• TASK DETAILS: Please retype every record below exactly, leaving the pictures out.

• GIVEN DATA:
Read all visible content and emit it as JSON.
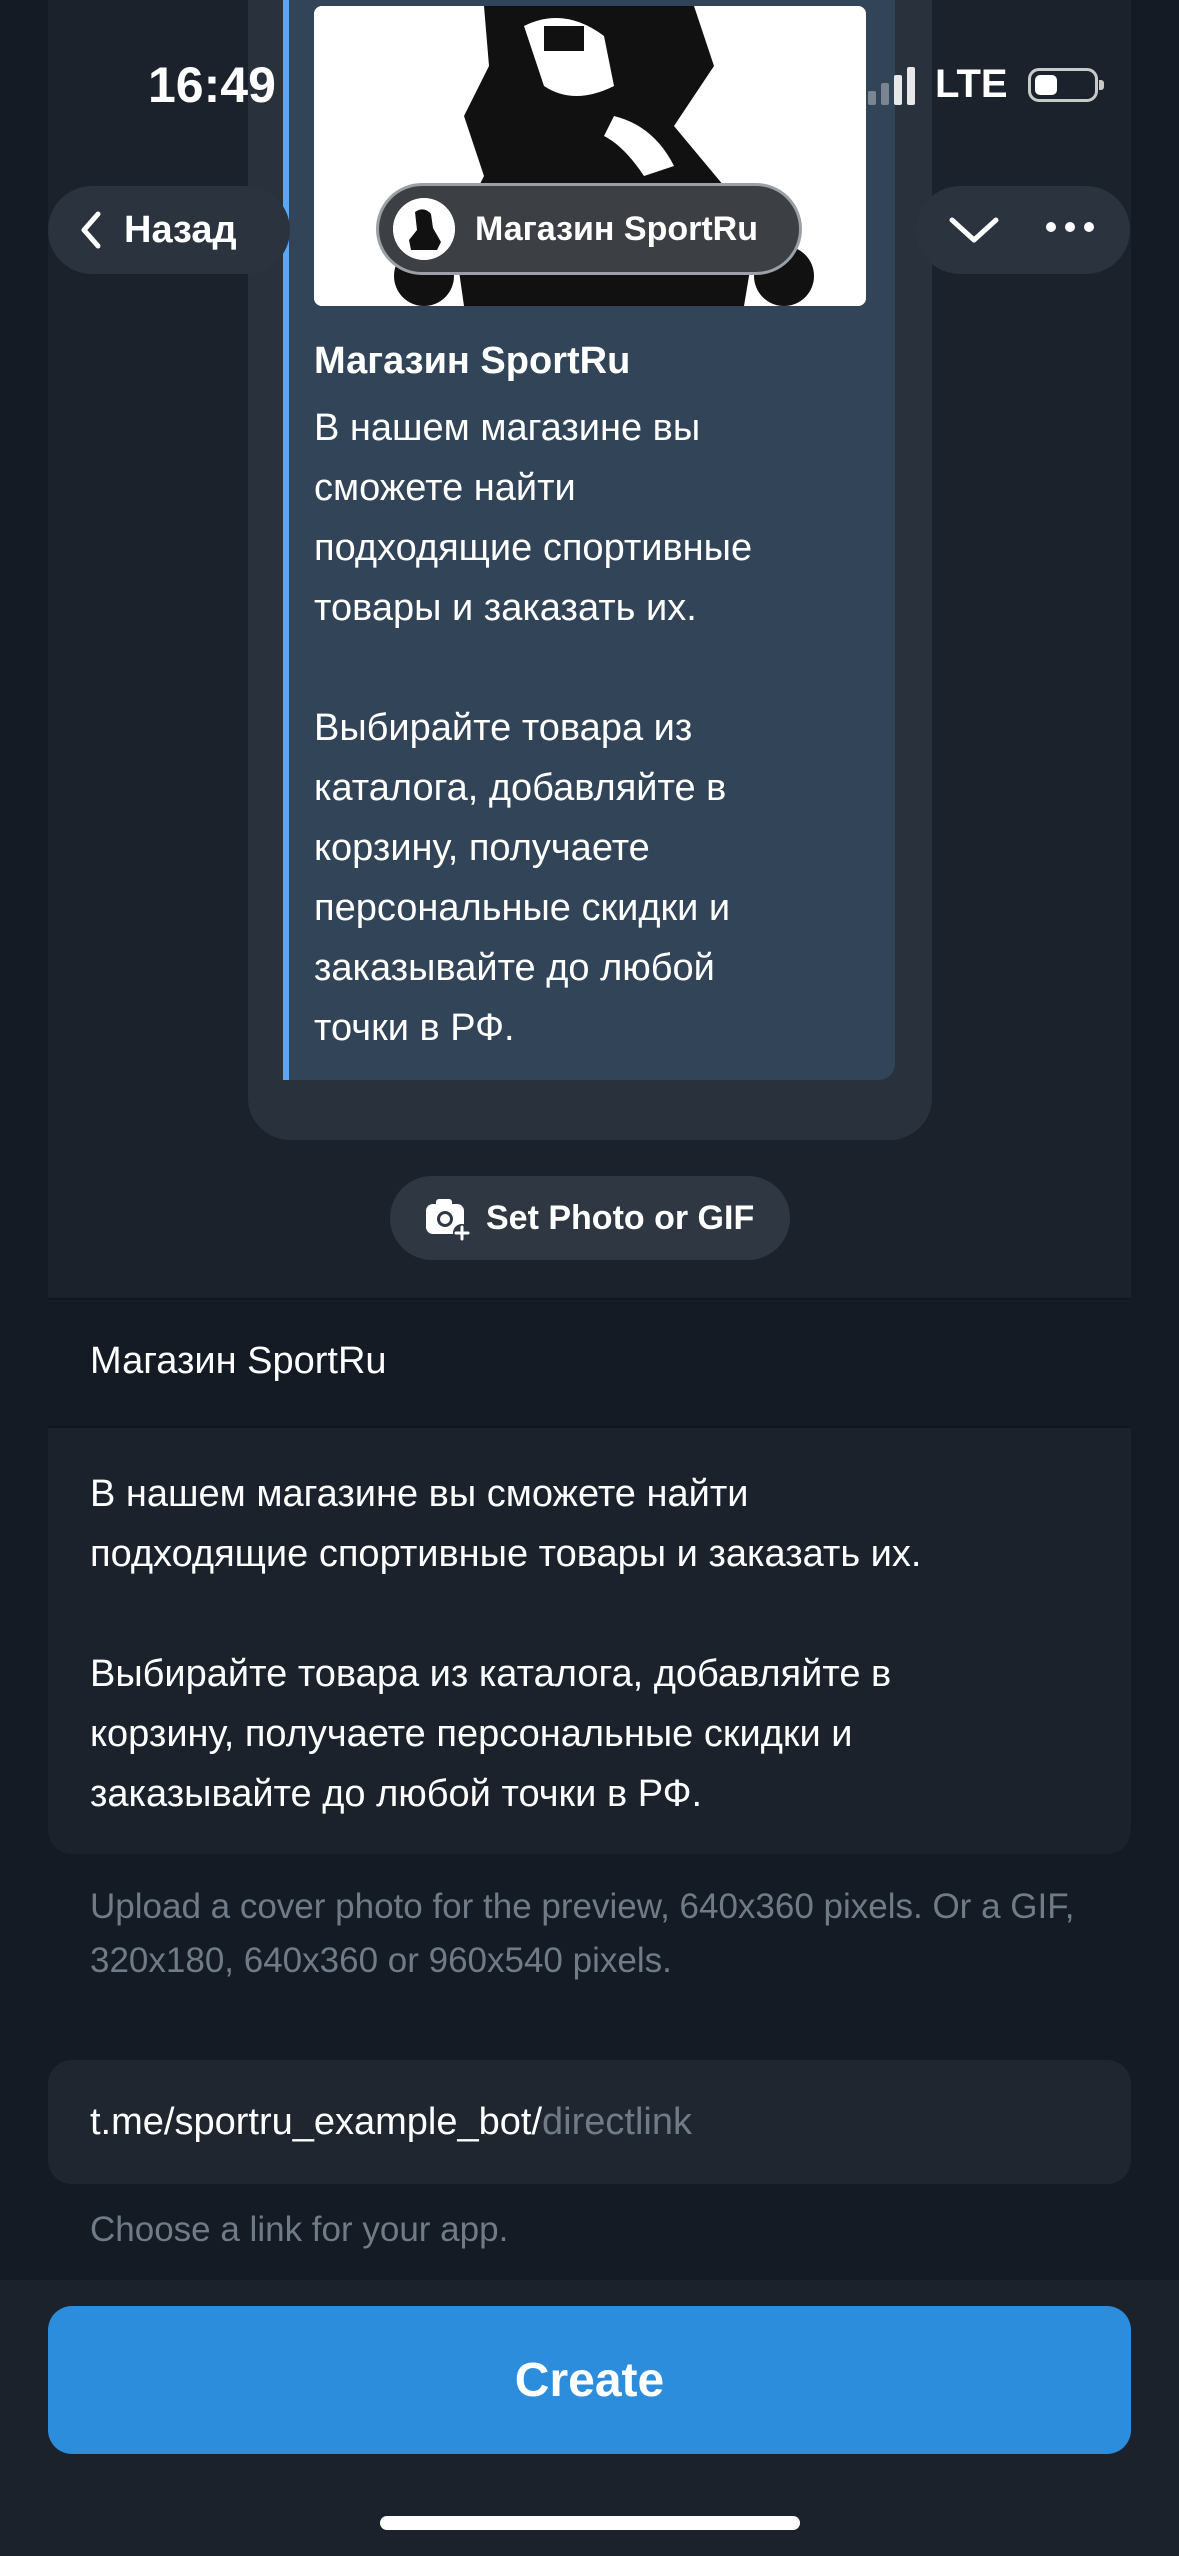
{
  "status_bar": {
    "time": "16:49",
    "network": "LTE"
  },
  "nav": {
    "back_label": "Назад",
    "back_icon": "chevron-left-icon",
    "collapse_icon": "chevron-down-icon",
    "more_icon": "more-dots-icon"
  },
  "preview": {
    "badge_label": "Магазин SportRu",
    "title": "Магазин SportRu",
    "body": "В нашем магазине вы\nсможете найти\nподходящие спортивные\nтовары и заказать их.\n\nВыбирайте товара из\nкаталога, добавляйте в\nкорзину, получаете\nперсональные скидки и\nзаказывайте до любой\nточки в РФ."
  },
  "set_photo": {
    "label": "Set Photo or GIF",
    "icon": "camera-plus-icon"
  },
  "form": {
    "name_value": "Магазин SportRu",
    "description_value": "В нашем магазине вы сможете найти\nподходящие спортивные товары и заказать их.\n\nВыбирайте товара из каталога, добавляйте в\nкорзину, получаете персональные скидки и\nзаказывайте до любой точки в РФ.",
    "cover_hint": "Upload a cover photo for the preview, 640x360 pixels. Or a GIF, 320x180, 640x360 or 960x540 pixels.",
    "link_prefix": "t.me/sportru_example_bot/",
    "link_placeholder": "directlink",
    "link_hint": "Choose a link for your app."
  },
  "actions": {
    "create_label": "Create"
  },
  "colors": {
    "accent": "#2b8ddb",
    "background": "#151b24",
    "card": "#324457"
  }
}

• ANSWER TO THE EXERCISE:
Read all visible content and emit it as JSON.
{
  "status_bar": {
    "time": "16:49",
    "network": "LTE"
  },
  "nav": {
    "back_label": "Назад",
    "back_icon": "chevron-left-icon",
    "collapse_icon": "chevron-down-icon",
    "more_icon": "more-dots-icon"
  },
  "preview": {
    "badge_label": "Магазин SportRu",
    "title": "Магазин SportRu",
    "body": "В нашем магазине вы\nсможете найти\nподходящие спортивные\nтовары и заказать их.\n\nВыбирайте товара из\nкаталога, добавляйте в\nкорзину, получаете\nперсональные скидки и\nзаказывайте до любой\nточки в РФ."
  },
  "set_photo": {
    "label": "Set Photo or GIF",
    "icon": "camera-plus-icon"
  },
  "form": {
    "name_value": "Магазин SportRu",
    "description_value": "В нашем магазине вы сможете найти\nподходящие спортивные товары и заказать их.\n\nВыбирайте товара из каталога, добавляйте в\nкорзину, получаете персональные скидки и\nзаказывайте до любой точки в РФ.",
    "cover_hint": "Upload a cover photo for the preview, 640x360 pixels. Or a GIF, 320x180, 640x360 or 960x540 pixels.",
    "link_prefix": "t.me/sportru_example_bot/",
    "link_placeholder": "directlink",
    "link_hint": "Choose a link for your app."
  },
  "actions": {
    "create_label": "Create"
  },
  "colors": {
    "accent": "#2b8ddb",
    "background": "#151b24",
    "card": "#324457"
  }
}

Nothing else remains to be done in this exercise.